INPUT DATA section start

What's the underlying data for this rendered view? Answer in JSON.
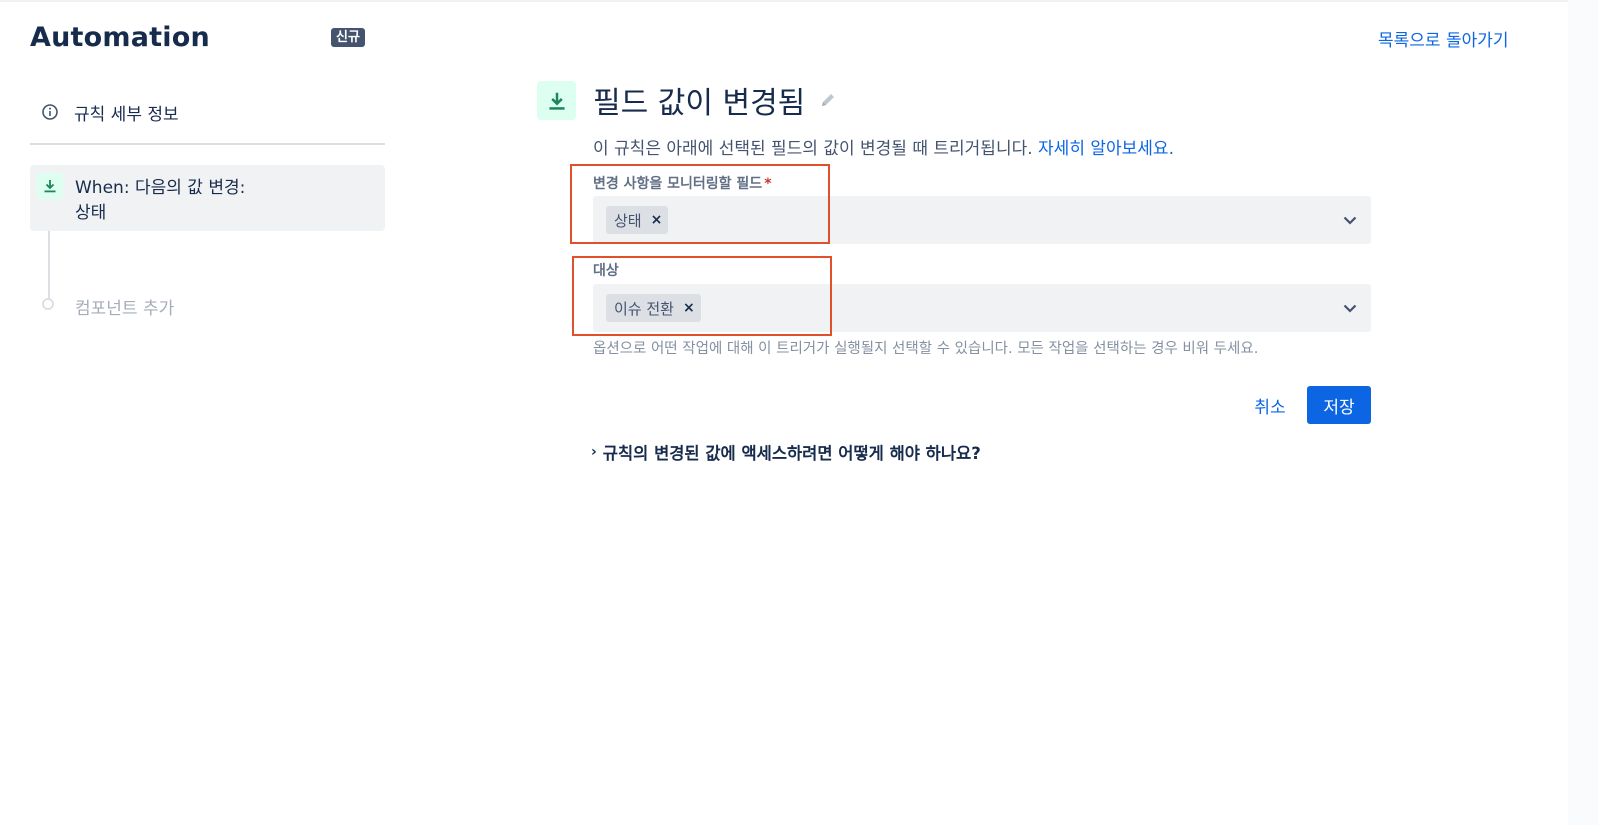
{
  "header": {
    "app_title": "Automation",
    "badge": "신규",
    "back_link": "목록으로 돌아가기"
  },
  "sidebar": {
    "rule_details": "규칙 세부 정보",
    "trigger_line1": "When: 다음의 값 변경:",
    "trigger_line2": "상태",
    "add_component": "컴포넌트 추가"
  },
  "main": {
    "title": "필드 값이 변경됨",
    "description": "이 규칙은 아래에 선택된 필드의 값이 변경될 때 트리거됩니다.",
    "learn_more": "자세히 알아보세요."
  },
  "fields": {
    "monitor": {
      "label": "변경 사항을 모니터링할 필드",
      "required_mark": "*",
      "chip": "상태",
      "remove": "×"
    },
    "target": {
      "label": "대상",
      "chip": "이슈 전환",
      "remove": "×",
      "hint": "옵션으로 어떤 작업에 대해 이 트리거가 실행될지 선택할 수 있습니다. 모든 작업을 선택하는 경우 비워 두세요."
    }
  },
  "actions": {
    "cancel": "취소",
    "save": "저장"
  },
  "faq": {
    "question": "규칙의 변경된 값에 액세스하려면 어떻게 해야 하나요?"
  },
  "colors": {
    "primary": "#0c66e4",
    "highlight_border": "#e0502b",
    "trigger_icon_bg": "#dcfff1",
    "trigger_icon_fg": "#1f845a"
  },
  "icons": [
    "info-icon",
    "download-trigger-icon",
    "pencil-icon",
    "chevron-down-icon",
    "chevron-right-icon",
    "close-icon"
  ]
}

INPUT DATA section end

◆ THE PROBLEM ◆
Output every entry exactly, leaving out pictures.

◆ EXERCISE RESULT ◆
What's the underlying data for this rendered view? Answer in JSON.
{
  "header": {
    "app_title": "Automation",
    "badge": "신규",
    "back_link": "목록으로 돌아가기"
  },
  "sidebar": {
    "rule_details": "규칙 세부 정보",
    "trigger_line1": "When: 다음의 값 변경:",
    "trigger_line2": "상태",
    "add_component": "컴포넌트 추가"
  },
  "main": {
    "title": "필드 값이 변경됨",
    "description": "이 규칙은 아래에 선택된 필드의 값이 변경될 때 트리거됩니다.",
    "learn_more": "자세히 알아보세요."
  },
  "fields": {
    "monitor": {
      "label": "변경 사항을 모니터링할 필드",
      "required_mark": "*",
      "chip": "상태",
      "remove": "×"
    },
    "target": {
      "label": "대상",
      "chip": "이슈 전환",
      "remove": "×",
      "hint": "옵션으로 어떤 작업에 대해 이 트리거가 실행될지 선택할 수 있습니다. 모든 작업을 선택하는 경우 비워 두세요."
    }
  },
  "actions": {
    "cancel": "취소",
    "save": "저장"
  },
  "faq": {
    "question": "규칙의 변경된 값에 액세스하려면 어떻게 해야 하나요?"
  },
  "colors": {
    "primary": "#0c66e4",
    "highlight_border": "#e0502b",
    "trigger_icon_bg": "#dcfff1",
    "trigger_icon_fg": "#1f845a"
  },
  "icons": [
    "info-icon",
    "download-trigger-icon",
    "pencil-icon",
    "chevron-down-icon",
    "chevron-right-icon",
    "close-icon"
  ]
}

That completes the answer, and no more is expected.